▶ TASK INSTRUCTIONS:
Go over the entries below line by line, copying each one that contains the word "Read".

[Entries from a dataset of interfaces]
....

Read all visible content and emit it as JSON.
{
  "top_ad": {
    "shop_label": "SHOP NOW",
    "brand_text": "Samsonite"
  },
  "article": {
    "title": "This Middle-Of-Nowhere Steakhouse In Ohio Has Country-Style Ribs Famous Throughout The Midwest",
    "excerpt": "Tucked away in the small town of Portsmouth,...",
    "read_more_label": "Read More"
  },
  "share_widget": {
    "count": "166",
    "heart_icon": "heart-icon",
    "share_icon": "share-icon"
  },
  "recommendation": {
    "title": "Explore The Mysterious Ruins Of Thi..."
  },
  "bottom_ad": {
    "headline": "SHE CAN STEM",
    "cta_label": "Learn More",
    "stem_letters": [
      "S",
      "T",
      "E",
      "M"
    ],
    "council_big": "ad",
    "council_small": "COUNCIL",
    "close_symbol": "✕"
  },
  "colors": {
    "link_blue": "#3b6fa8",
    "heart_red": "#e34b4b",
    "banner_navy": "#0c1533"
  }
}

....

▶ RESPONSE FOR THIS EXERCISE:
Read all visible content and emit it as JSON.
    "read_more_label": "Read More"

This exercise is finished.